Literary agents do NOT offer line-by-line edits or make rewrites. It’s up to the writer to incorporate the agent’s suggested changes. Agents are not interested in helping you master the art of writing. Their focus is on the business of writing, as in “How can this book sell the most copies?” Read more about how to hire the right editor for your writing.
4. Literary agents are authors’ advocates. They don’t make money unless you make money, so their goal is to get you the best deal. Most reputable agents will make a commission of 15 percent for domestic sales. They offer encouragement and support and help keep you on track with deadlines and rewrites. They can also help shape your career by suggesting new ideas, finding wider audiences, and keeping you abreast of changes and trends in the publishing industry.
Literary agents are NOT tax consultants, publicists, personal bankers, or writing coaches. They often offer moral support, but they are not interested in being your therapist. They will not handle your advertising and marketing. And they’re certainly not interested in being your personal answering service.
It’s up to the writer to take advantage of all the services a good literary agent can offer. As an author’s ally, a good literary agent can make a writer’s life more successful and rewarding.
The submission strategists at Writer’s Relief are also in the writer’s corner, and we offer a variety of services, from full submission services to our free newsletter. Feel free to check out other articles you might find useful when looking for a literary agent for your novel or book project: How To Land A Literary Agent, Nine Questions To Ask A Literary Agent, Do You Need An Agent For Your Book Project?
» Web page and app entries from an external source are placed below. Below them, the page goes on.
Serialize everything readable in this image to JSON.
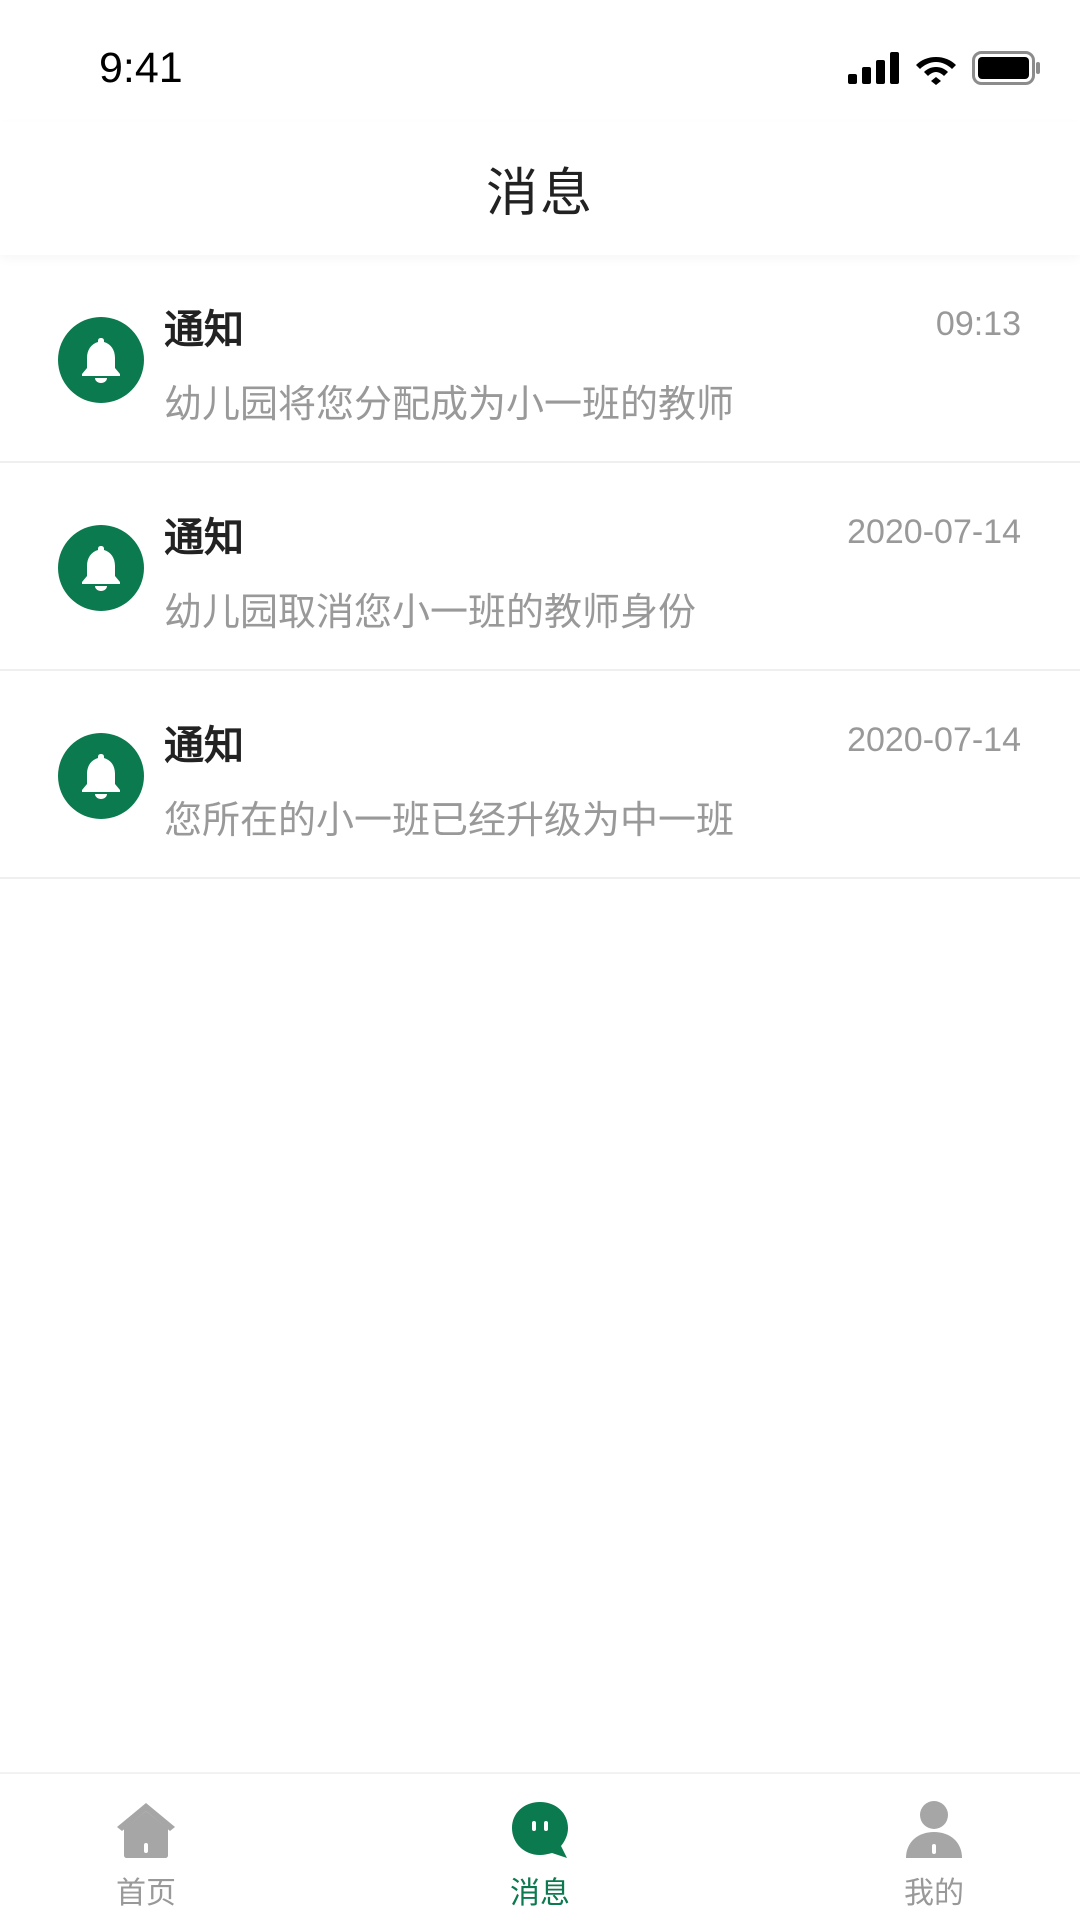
{
  "status_bar": {
    "time": "9:41"
  },
  "header": {
    "title": "消息"
  },
  "messages": [
    {
      "title": "通知",
      "time": "09:13",
      "content": "幼儿园将您分配成为小一班的教师"
    },
    {
      "title": "通知",
      "time": "2020-07-14",
      "content": "幼儿园取消您小一班的教师身份"
    },
    {
      "title": "通知",
      "time": "2020-07-14",
      "content": "您所在的小一班已经升级为中一班"
    }
  ],
  "tabbar": {
    "home_label": "首页",
    "messages_label": "消息",
    "mine_label": "我的",
    "active": "messages"
  },
  "colors": {
    "accent": "#0b7a4e",
    "muted": "#999999",
    "inactive_icon": "#a6a6a6"
  },
  "icons": {
    "message": "bell-icon",
    "home": "home-icon",
    "messages_tab": "chat-bubble-icon",
    "mine": "person-icon"
  }
}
Writer’s Relief (est. 1994) is a highly recommended author submission service. Check out their free publishing leads, calls for submissions, and tips! This article was originally published at the following URL: [http://www.writersrelief.com/blog/2010/03/what-literary-agents-do-and-dont-do-for-writers/].

Wednesday, January 11, 2012

With the New Year Comes Promise

I hope you all had a wonderful holiday break. I know I enjoyed my time off from work and I got a chance to spend some important one-on-one time with my children.

It is now time to start the new year with gritty determination and a positive attitude. Today, I saw my colleagues face a difficult task with humility and perseverance. I was proud to see them fight back with positive words and questioning attitudes instead of negative talk that does nothing but make your life miserable.

I realize too that the same attitude I witnessed today must be taken into all other aspects of my life. With the new year comes the ability to see events and situations through a new light. It's a wonderful time of year.

Set yourself a new goal and persevere. It's a wonderful time to start.